Document Type



College of Nursing

Degree Name

Doctor of Nursing Practice (DNP)

Project Mentor

Therry Eparwa


Maura Caroll
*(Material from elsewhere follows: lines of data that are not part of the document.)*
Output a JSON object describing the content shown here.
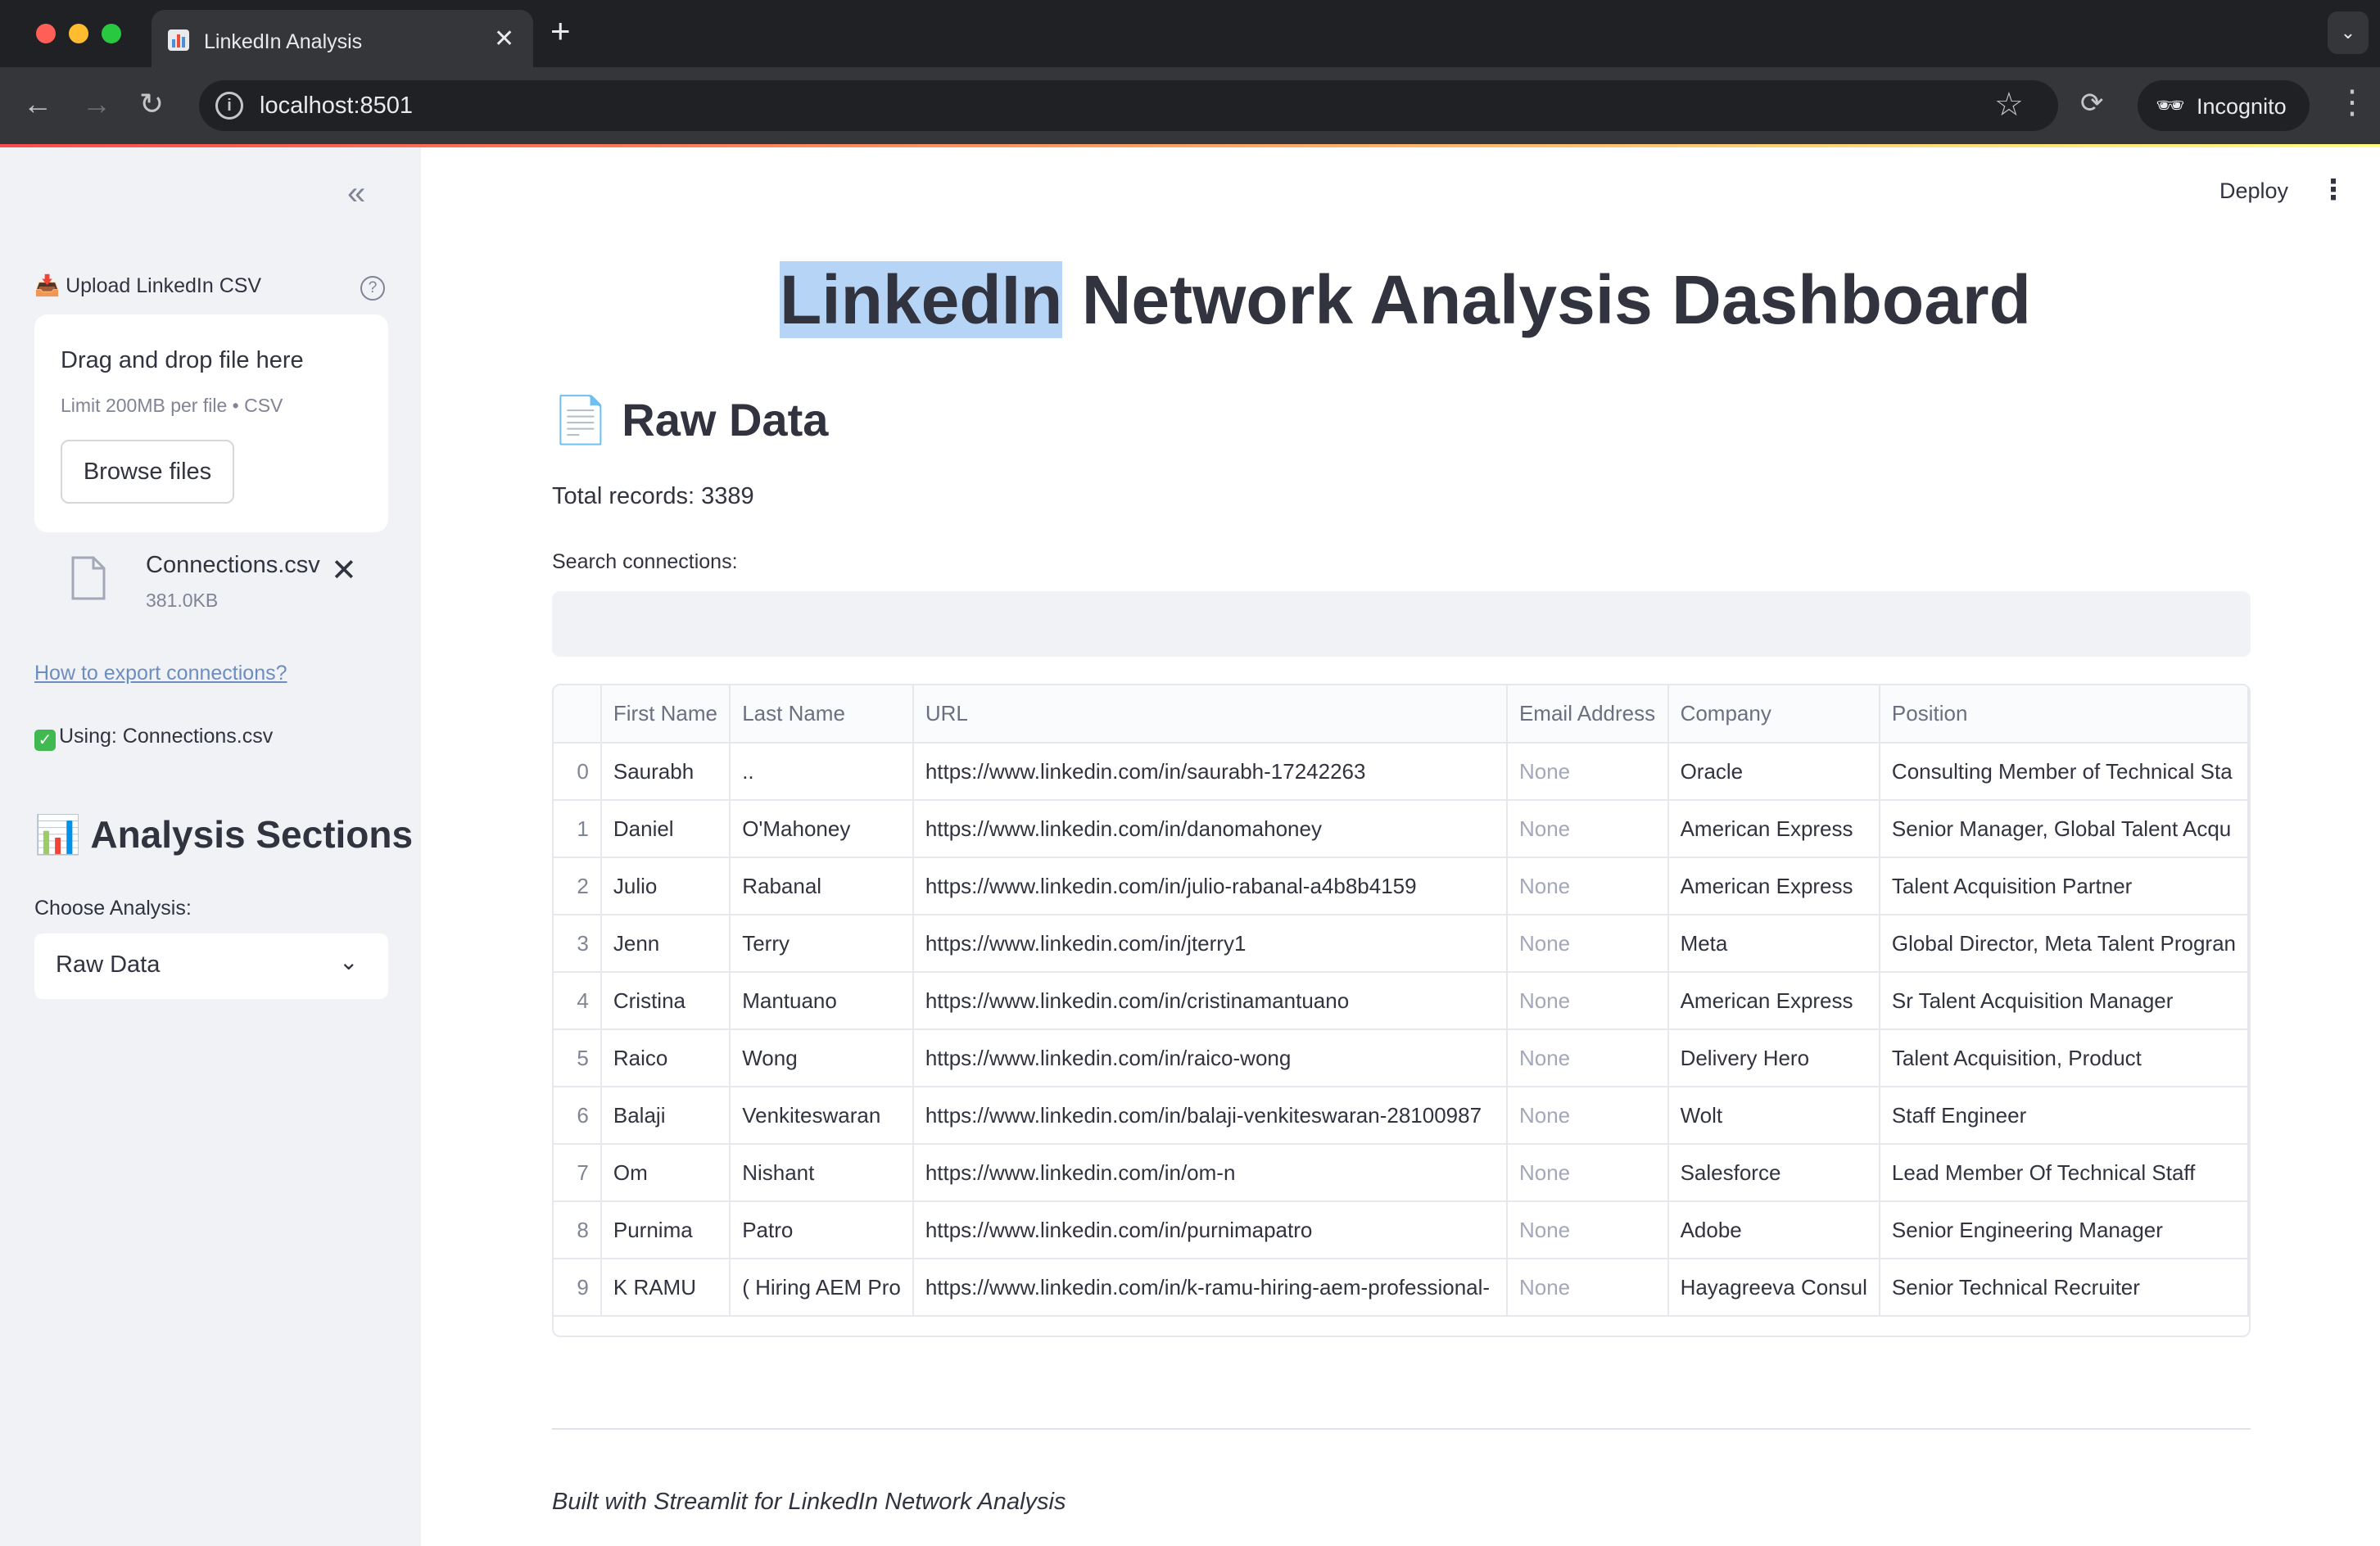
{
  "browser": {
    "tab_title": "LinkedIn Analysis",
    "url": "localhost:8501",
    "incognito_label": "Incognito"
  },
  "sidebar": {
    "upload_label": "📥 Upload LinkedIn CSV",
    "drop_title": "Drag and drop file here",
    "drop_limit": "Limit 200MB per file • CSV",
    "browse_label": "Browse files",
    "file_name": "Connections.csv",
    "file_size": "381.0KB",
    "howto_link": "How to export connections?",
    "using_text": "Using: Connections.csv",
    "section_heading": "📊 Analysis Sections",
    "choose_label": "Choose Analysis:",
    "choose_value": "Raw Data"
  },
  "header": {
    "deploy_label": "Deploy"
  },
  "main": {
    "title_highlight": "LinkedIn",
    "title_rest": " Network Analysis Dashboard",
    "section_heading": "📄 Raw Data",
    "total_records": "Total records: 3389",
    "search_label": "Search connections:",
    "columns": [
      "",
      "First Name",
      "Last Name",
      "URL",
      "Email Address",
      "Company",
      "Position"
    ],
    "rows": [
      [
        "0",
        "Saurabh",
        "..",
        "https://www.linkedin.com/in/saurabh-17242263",
        "None",
        "Oracle",
        "Consulting Member of Technical Sta"
      ],
      [
        "1",
        "Daniel",
        "O'Mahoney",
        "https://www.linkedin.com/in/danomahoney",
        "None",
        "American Express",
        "Senior Manager, Global Talent Acqu"
      ],
      [
        "2",
        "Julio",
        "Rabanal",
        "https://www.linkedin.com/in/julio-rabanal-a4b8b4159",
        "None",
        "American Express",
        "Talent Acquisition Partner"
      ],
      [
        "3",
        "Jenn",
        "Terry",
        "https://www.linkedin.com/in/jterry1",
        "None",
        "Meta",
        "Global Director, Meta Talent Progran"
      ],
      [
        "4",
        "Cristina",
        "Mantuano",
        "https://www.linkedin.com/in/cristinamantuano",
        "None",
        "American Express",
        "Sr Talent Acquisition Manager"
      ],
      [
        "5",
        "Raico",
        "Wong",
        "https://www.linkedin.com/in/raico-wong",
        "None",
        "Delivery Hero",
        "Talent Acquisition, Product"
      ],
      [
        "6",
        "Balaji",
        "Venkiteswaran",
        "https://www.linkedin.com/in/balaji-venkiteswaran-28100987",
        "None",
        "Wolt",
        "Staff Engineer"
      ],
      [
        "7",
        "Om",
        "Nishant",
        "https://www.linkedin.com/in/om-n",
        "None",
        "Salesforce",
        "Lead Member Of Technical Staff"
      ],
      [
        "8",
        "Purnima",
        "Patro",
        "https://www.linkedin.com/in/purnimapatro",
        "None",
        "Adobe",
        "Senior Engineering Manager"
      ],
      [
        "9",
        "K RAMU",
        "( Hiring AEM Pro",
        "https://www.linkedin.com/in/k-ramu-hiring-aem-professional-",
        "None",
        "Hayagreeva Consul",
        "Senior Technical Recruiter"
      ]
    ],
    "footer": "Built with Streamlit for LinkedIn Network Analysis"
  }
}
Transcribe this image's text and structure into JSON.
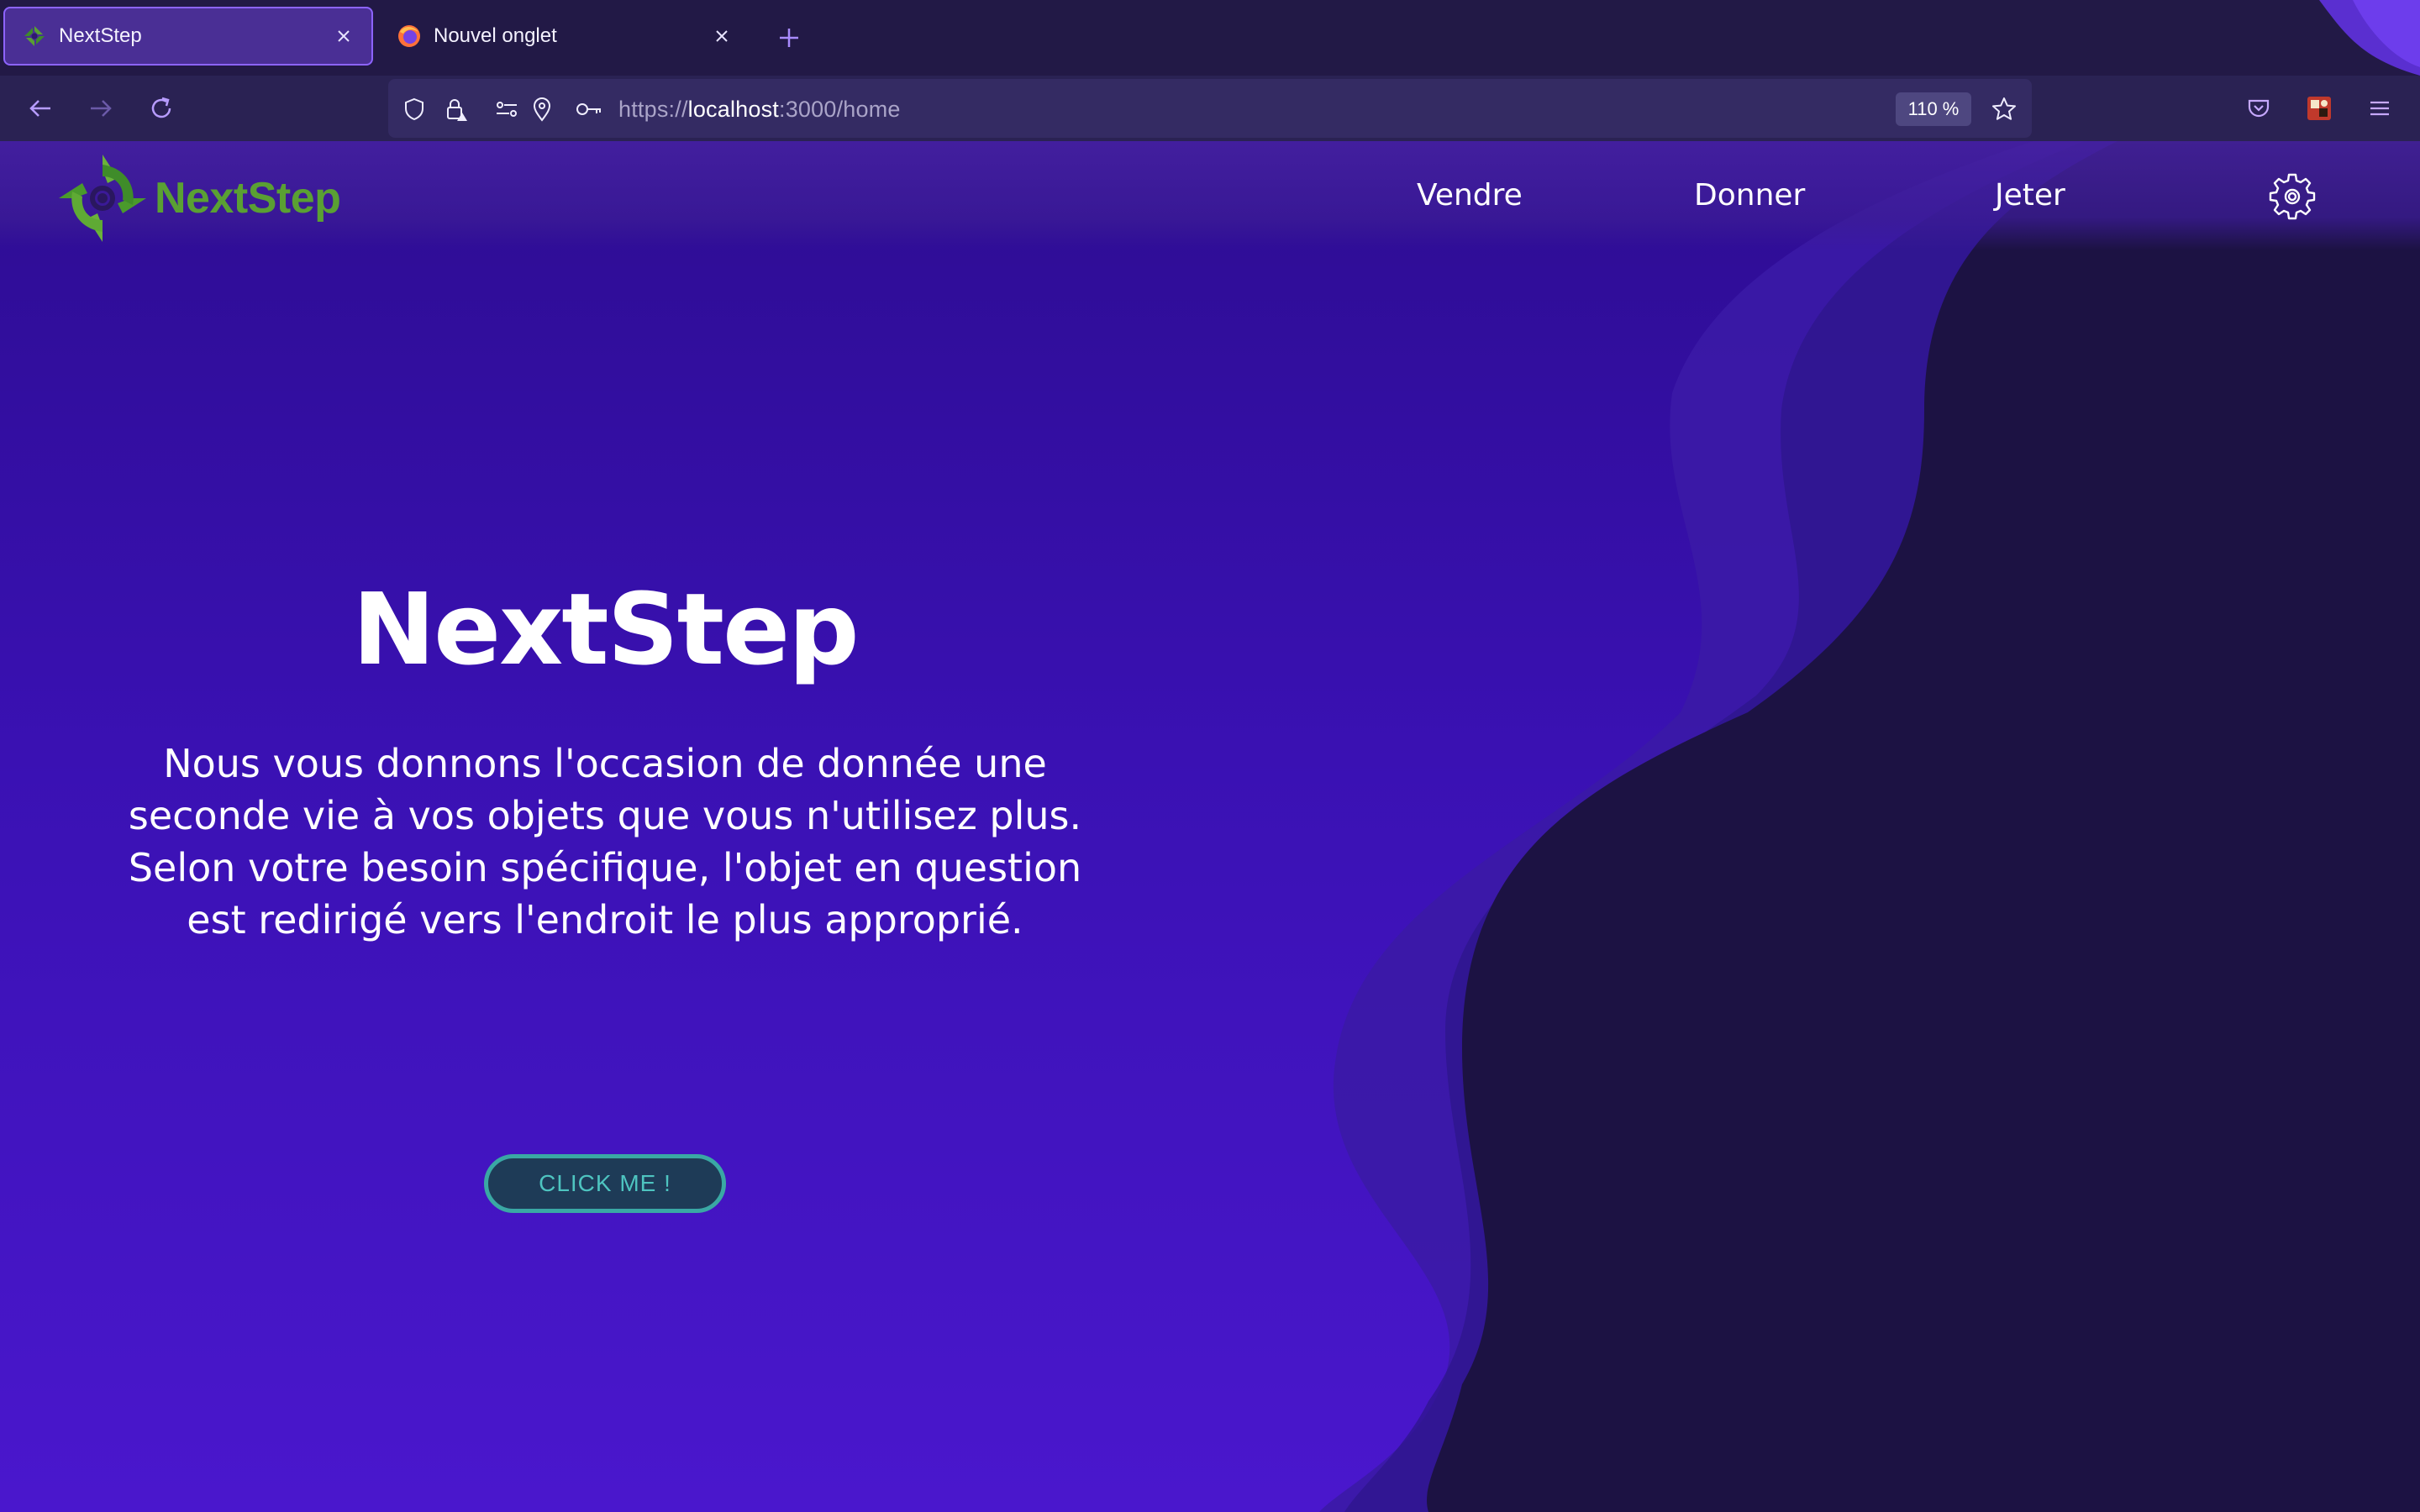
{
  "browser": {
    "tabs": [
      {
        "title": "NextStep",
        "active": true,
        "favicon": "nextstep-logo-icon"
      },
      {
        "title": "Nouvel onglet",
        "active": false,
        "favicon": "firefox-icon"
      }
    ],
    "url": {
      "scheme": "https://",
      "host": "localhost",
      "rest": ":3000/home"
    },
    "zoom": "110 %"
  },
  "site": {
    "brand": "NextStep",
    "brand_color": "#5aa033",
    "nav": [
      "Vendre",
      "Donner",
      "Jeter"
    ],
    "hero": {
      "title": "NextStep",
      "description": "Nous vous donnons l'occasion de donnée une seconde vie à vos objets que vous n'utilisez plus. Selon votre besoin spécifique, l'objet en question est redirigé vers l'endroit le plus approprié.",
      "cta": "CLICK ME !"
    }
  },
  "colors": {
    "accent": "#8d64ff",
    "page_bg_top": "#2d0c92",
    "page_bg_bottom": "#4a17cd",
    "wave_dark": "#1c1243",
    "cta_border": "#3aa8a4"
  }
}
Problem: Venous ulcer wounds are commonly managed in outpatient clinics by providers in conjunction with nurses; however, lack of wound care knowledge and evidenced-based wound care management among nurses make providing effective care challenging and difficult. Known as stasis ulcer, venous ulcer accounts for 80 percent of lower extremity ulcerations and its incidence increases with age and recurrence is quite common. These wounds can be challenging to treat, often taking at least four to six weeks to heal, and often requiring long-term therapeutics for optimal healing and reoccurrence prevention. Venous ulcer wounds are an important medical problem with substantial economic effects that can adversely impact patients’ quality of life and significantly increasing morbidity and financial burden. Intervention: Eligible primary care nurses viewed a venous ulcer wound care education video. The project focused on educating nurses on venous ulcer etiology and characteristics, wound care assessment, wound debridement and management, dressing selection and guidelines, and the critical principle of wound care. Measures: A pre- and posttest assessment measured any changes to knowledge and confidence in providing evidence-based venous ulcer wound care among primary care nurses. Data analysis was completed using a mean value, paired t-test, and ANOVA testing. Results & Conclusion: Overall, the mean value of all responses from the pre- to the posttest survey increased by 8.29%, indicating a positive impact of the intervention. Primary care nurse confidence in venous ulcer management had a paired t-test P-value of 0.0431. ANOVA tests were run to measure the correlation between years of nursing experience and average confidence level in providing venous ulcer wound care. The pretest analysis showed a statistically significant correlation between experience and confidence. However, this phenomenon disappeared upon analysis of posttest data. These results indicate that the education intervention was effective in increasing their overall confidence in providing venous ulcer wound care management, especially for nurses with fewer years of experience.